Contextualizing Change in Marital Satisfaction During Middle Age

Contextualizing Change in Marital Satisfaction During Middle Age

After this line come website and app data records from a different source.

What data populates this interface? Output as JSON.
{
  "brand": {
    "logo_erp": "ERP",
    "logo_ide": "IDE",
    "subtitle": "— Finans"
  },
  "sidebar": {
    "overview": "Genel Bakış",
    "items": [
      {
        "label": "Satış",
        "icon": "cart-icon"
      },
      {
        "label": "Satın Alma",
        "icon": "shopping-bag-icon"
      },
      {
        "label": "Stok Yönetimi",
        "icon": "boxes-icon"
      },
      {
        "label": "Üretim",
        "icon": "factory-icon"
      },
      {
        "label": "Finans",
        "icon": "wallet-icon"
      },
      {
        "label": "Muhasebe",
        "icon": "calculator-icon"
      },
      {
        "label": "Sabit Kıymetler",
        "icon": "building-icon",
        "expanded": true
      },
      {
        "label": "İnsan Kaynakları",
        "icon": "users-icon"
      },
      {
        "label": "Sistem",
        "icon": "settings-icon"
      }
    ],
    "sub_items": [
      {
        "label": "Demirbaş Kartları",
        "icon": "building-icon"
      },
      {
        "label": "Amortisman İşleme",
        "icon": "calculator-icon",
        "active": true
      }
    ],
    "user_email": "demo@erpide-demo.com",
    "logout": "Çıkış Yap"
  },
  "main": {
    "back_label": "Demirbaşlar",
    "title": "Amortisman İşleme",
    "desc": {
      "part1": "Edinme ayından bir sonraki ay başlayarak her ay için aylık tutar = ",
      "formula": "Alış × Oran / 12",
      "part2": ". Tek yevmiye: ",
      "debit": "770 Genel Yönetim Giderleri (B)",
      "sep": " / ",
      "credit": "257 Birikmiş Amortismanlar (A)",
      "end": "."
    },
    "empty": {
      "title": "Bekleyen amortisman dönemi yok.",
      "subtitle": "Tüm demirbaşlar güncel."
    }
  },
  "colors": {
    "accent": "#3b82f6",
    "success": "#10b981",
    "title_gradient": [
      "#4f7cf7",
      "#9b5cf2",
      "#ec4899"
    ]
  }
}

A new report from the University of California, Berkeley's Institute of Personality and Social Research shares the findings of a study that followed the marital ups and downs of about a hundred women born in the late 1930s through early marriage, child-rearing, and, in many cases, divorce, remarriage, and/or domestic partnerships. Funded by the Retirement Research Foundation and the Metanexus Institute, the report, Contextualizing Change in Marital Satisfaction During Middle Age, found that, overall, participants' marriages improved after their children left the home because of the quality of time they were then able to spend with their spouses. However, respondents did not note an increase in their general sense of life fulfillment, suggesting that post-empty-nest improvements are specific to marital relationships.